The ex-Socialist MP, who served in Barcelona mayoral candidate Manuel Valls‘s government, met ousted Catalan vice-president Oriol Junqueras, ex-minister Raül Romeva and activist Jordi Cuixart, who are among the dozen Catalans currently on trial in Madrid.
Whilst Hamon said he did not consider himself as campaigning for independence by making the trip across the Pyrenees, he compared the state of Spanish democracy to that of Hungary and Poland, as well as France, where he believes there is a democratic deficit.
The candidate for the upcoming European Parliament elections, who now heads his own centre-left splinter party in France, wanted his visit to be regarded not as a pronouncement on whether Catalonia should be independent, but as a criticism of democracy in Europe.
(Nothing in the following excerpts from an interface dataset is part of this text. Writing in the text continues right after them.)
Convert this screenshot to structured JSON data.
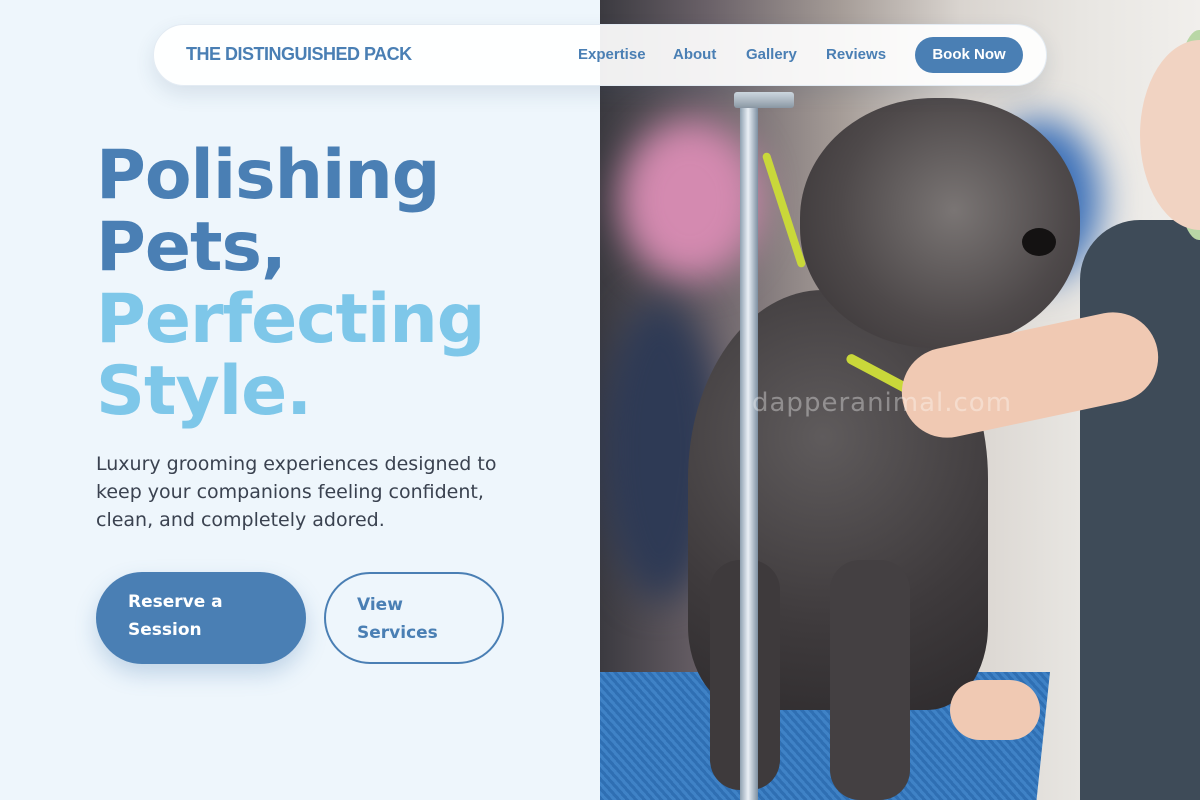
{
  "nav": {
    "brand": "THE DISTINGUISHED PACK",
    "links": [
      "Expertise",
      "About",
      "Gallery",
      "Reviews"
    ],
    "cta": "Book Now"
  },
  "hero": {
    "headline_line1": "Polishing",
    "headline_line2": "Pets,",
    "headline_line3": "Perfecting",
    "headline_line4": "Style.",
    "tagline": "Luxury grooming experiences designed to keep your companions feeling confident, clean, and completely adored.",
    "primary_button": "Reserve a Session",
    "secondary_button": "View Services"
  },
  "photo": {
    "watermark": "dapperanimal.com"
  },
  "colors": {
    "accent": "#4a7fb4",
    "accent_light": "#7ec7e9",
    "background": "#eef6fc",
    "text": "#3a4250"
  }
}
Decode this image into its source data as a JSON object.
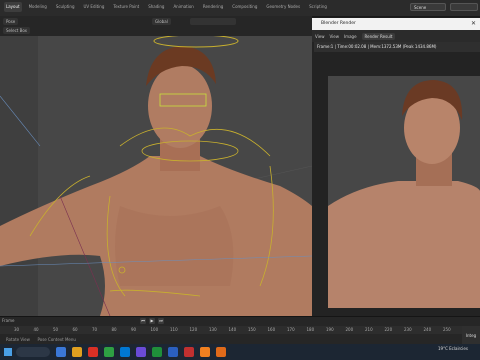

‘The question is not whether I am for or against Catalan independence but rather, as a European citizen, whether European democracy is in good health,’ Hamon explained.
‘In Spain, I think the answer is no,’ he said. ‘They are condemning [the jailed and exiled leaders] for organising a referendum. They are not condemning them for organising a violent protest, or having wanted to achieve independence at all costs, but for organising a vote.’
Hamon emphasized that the dispute should be resolved in a way which ‘respects the Spanish constitution’, although he did not think this ought to be done through the courts.
‘The solution must absolutely be democratic, by way of dialogue,’ he said.